Claim that Charles Smith has handed bribery proof to police

By CHRIS GRAEME [email protected]

A former British consultant who has been made a suspect in a multi-million euro bribery case in Portugal has allegedly handed over damning evidence to Portuguese police and magistrates.

Charles Smith, formerly of Smith & Pedro Associates, who is a suspect in the Freeport case, handed over an incriminating fax to the Polícia Judiciária, according to a Portuguese national newspaper, which allegedly proves traffic of influence and bribery in exchange for fast-tracked planning permission for Europe’s largest factory outlet shopping park at Alcochete in 2002.

The controversial case, which seemingly involves millions of euros in back-handers, sweeteners and bribes from Freeport Plc, has dominated the pages of Portuguese national newspapers in recent weeks and has implicated key political figures including the Prime Minister José Socrates who strongly denies any involvement in the imbroglio.

The document in question, which has been now handed over to the criminal magistrate authority investigating the allegations, the Departamento de Investigação e Acção Penal (DCIAP), is said to have been sent by law firm Gandarez & Antunes and allegedly demands the payment of four million euros in exchange for planning permission for the development only weeks before the fall of the then socialist PS António Guterres government.


The request, it is reported, was made in December 2001, initially via a telephone call and then formally via a fax sent to Smith & Pedro.

According to Sunday’s Correio de Manhã, the first telephone contact had been made only days before the project had been turned down by the Ministry of the Environment for the second time because it lay within the boundaries of a European Union recognised and Portuguese protected natural wetland wildlife reserve on the River Tejo.

The lawyers, it is alleged, initially proposed a resolution to the planning permission problem in exchange for 10 million euros which was later negotiated down to six million euros.

Smith has insisted to the authorities in his statements that he later asked the same lawyers (Gandarez & Antunes) to formalise their request in writing.

Charles Smith and Manuel Pedro are then said to have contacted Freeport in the United Kingdom and passed on the message that they could ensure planning permission for the retail park without having to pay such huge sums.

Even so, they said the company would have to pay advances of 50,000 to 60,000 euros of an unspecified total sum which should be paid in parcels.

José Socrates’ nephew, Hugo Monteiro, who allegedly sent an e-mail to Smith & Pedro with regards to the legalisation of the project, has yet to be heard by the examining magistrates and is in China.

According to statements made at a Cascais court in February by his father Júlio Monteiro, who is José Socrates’ uncle and who has not been implicated in the case, Promoter Hugo Monteiro had a meeting with Freeport directors at the time to present a proposal to promote Freeport at Alcochete, but stated at the court that neither he nor his son had ever been used to put influence on or arrange a meeting with José Socrates.
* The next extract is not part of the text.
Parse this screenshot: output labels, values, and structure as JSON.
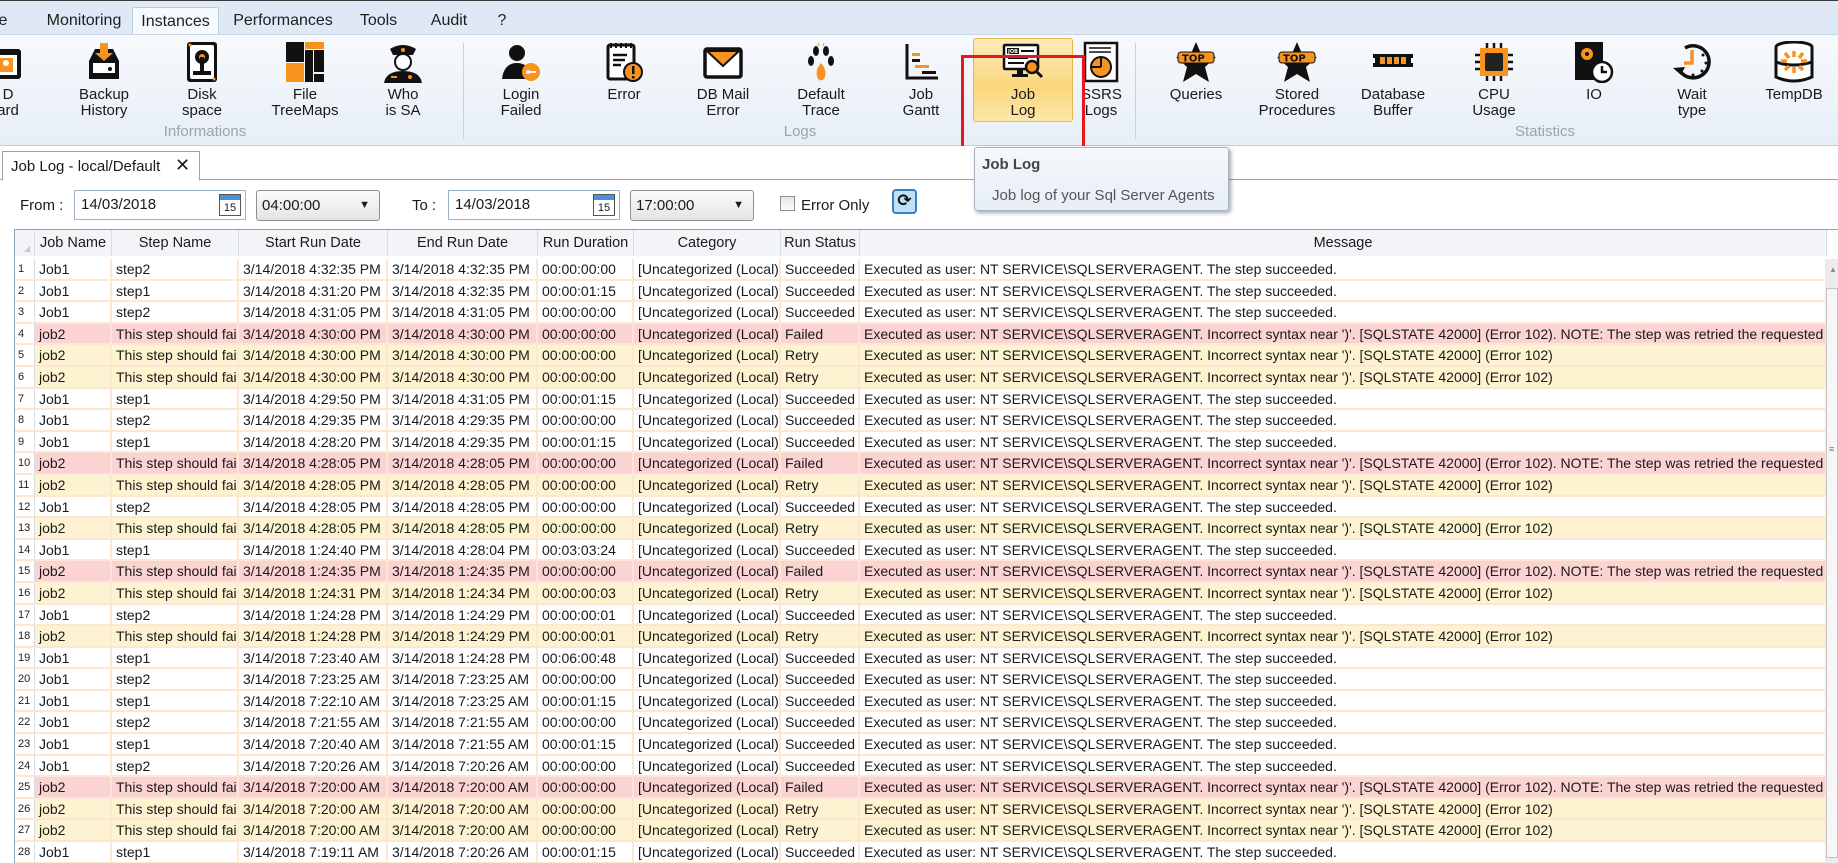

When questioned by the authorities, Charles Smith insisted that he had complained about alleged pressure put on his consultancy by the law firm Gandarez & Antunes to Júlio Monteiro.

Questioned twice

The Polícia Judiciária in Setúbal, it is said, has sent a detailed report of their investigations into the case so far to the National Headquarters of the PJ in Lisbon, where they have been locked in a safe to avoid information leaks to the press.

José Socrates was then the Minister for the Environment for the PS government whose ministry passed the planning permission after having rejected it twice.

Charles Smith was questioned twice in one week by the Polícia Judiciária in Setúbal at the end of February and beginning of March this year.

The Algarve Resident tried several times this week to contact Charles Smith for a comment but he was not answering calls.